Houston Breaks Ground for Long Anticipated Channel ExpansionÂ
After a decade of planning, the Port of Houston held a ceremonial groundbreaking for the multi-year project that will widen and deepen the 52-mile Houston Ship Channel. According to port officials, the nearly billion-dollar project will create safer and more efficient navigation for the ships and vessels, calling at the more than 200 private and eight public terminals that comprise the Port of Houston.
The nation’s busiest waterway, the Houston Ship Channel connects the industrial operations surrounding Houston as well as the oil, gas, and container shipping industries with Galveston Bay and the Gulf of Mexico. Annually, they report that there are nearly 9,000 vessel calls for a total of over 20,000 ship movements in the port.
The full scope of the project is divided into six segments and two subsegments. Along its Galveston Bay reach, the Houston Ship Channel will be widened by 170 feet, from 530 feet to 700 feet. The project will also deepen upstream segments to 45 feet, make other safety and efficiency improvements, and craft new environmental features.

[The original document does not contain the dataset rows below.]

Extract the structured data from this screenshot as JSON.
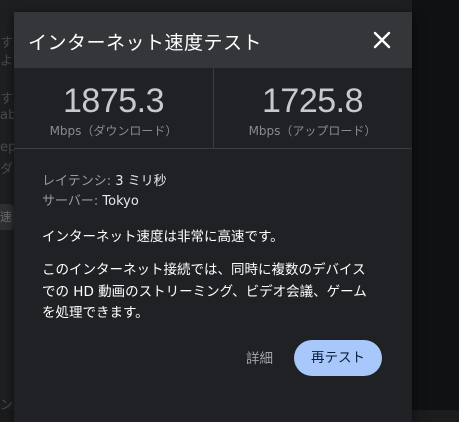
{
  "dialog": {
    "title": "インターネット速度テスト"
  },
  "download": {
    "value": "1875.3",
    "unit": "Mbps（ダウンロード）"
  },
  "upload": {
    "value": "1725.8",
    "unit": "Mbps（アップロード）"
  },
  "latency": {
    "label": "レイテンシ:",
    "value": "3 ミリ秒"
  },
  "server": {
    "label": "サーバー:",
    "value": "Tokyo"
  },
  "summary": "インターネット速度は非常に高速です。",
  "description": [
    "このインターネット接続では、同時に複数のデバイス",
    "での HD 動画のストリーミング、ビデオ会議、ゲーム",
    "を処理できます。"
  ],
  "actions": {
    "details_label": "詳細",
    "retest_label": "再テスト"
  },
  "background": {
    "fragments": [
      "す速",
      "より",
      "す",
      "ab",
      "ep",
      "ダ",
      "速",
      "ン"
    ]
  },
  "colors": {
    "header_bg": "#35363a",
    "dialog_bg": "#202124",
    "accent_button": "#a8c7fa"
  },
  "icons": {
    "close": "close-icon"
  }
}
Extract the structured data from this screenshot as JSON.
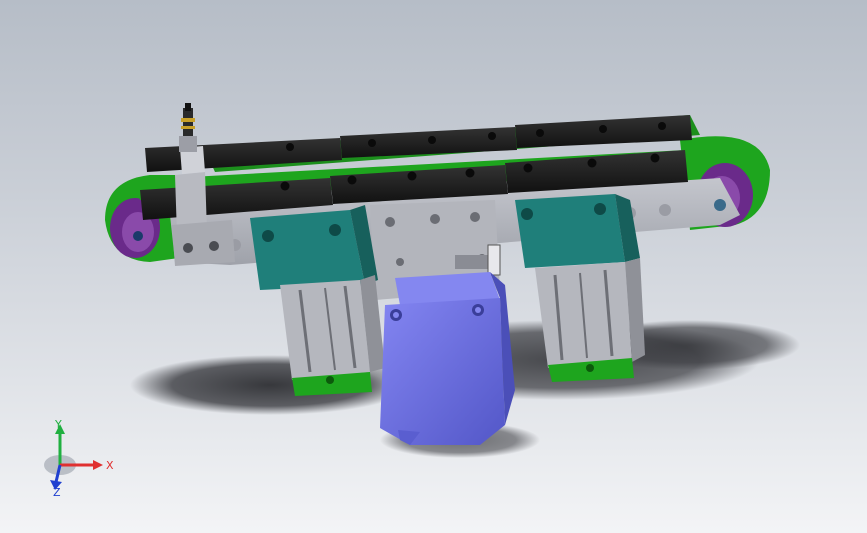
{
  "viewport": {
    "background_top": "#b6bdc7",
    "background_bottom": "#f3f4f6"
  },
  "model": {
    "colors": {
      "belt_green": "#1ea51e",
      "rail_black": "#1c1c1c",
      "plate_grey": "#aeb0b8",
      "bearing_teal": "#1f7f7a",
      "motor_blue": "#6d70e6",
      "pulley_purple": "#6a2a8a",
      "shadow": "#3a3b40"
    }
  },
  "triad": {
    "x_label": "X",
    "y_label": "Y",
    "z_label": "Z",
    "x_color": "#e03030",
    "y_color": "#20b040",
    "z_color": "#2040d0"
  }
}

“Our port serves as the anchor for the Texas region,” Port Houston Chairman Ric Campo said. “Expanding the Houston Ship Channel to accommodate the growth of vessel calls, vessel sizes, and cargo needs for customers and consumers will continue providing over 3.2 million jobs and $802 billion in economic value to the nation.”
In addition to the growth in the energy and manufacturing industries, the port also highlights the expansion of the Panama Canal as contributing to the growth in traffic and demands on the ship channel. For example, they note since 2006 and 2007 the length of LPG carriers has increased 28 percent while the average length of containerships has increased by more than 20 percent.
Improvements to the Houston Ship Channel are vital to maintaining safe navigation, providing for two-way traffic, and removing areas that require increasingly dangerous maneuvers from the larger ships.
“As we begin construction of Project 11, we have a glimpse into the future we are building,” said the port’s Executive Director Roger Guenther. “This project will enable vessels to deliver goods to our doorsteps, export USA-made cargo around the world, provide safe passage for thousands of ships, and shape the livelihoods of millions of Americans for generations to come.”
Congress authorized the Houston Ship Channel Expansion, known as Project 11, in December 2020. The first construction contract was awarded by Port Houston at the April commission meeting and will prepare the site to receive dredge material as the channel is expanded. In addition, more than half of the total $24 million in contracts approved by the commission’s April 2021 meeting were to support Project 11 efforts.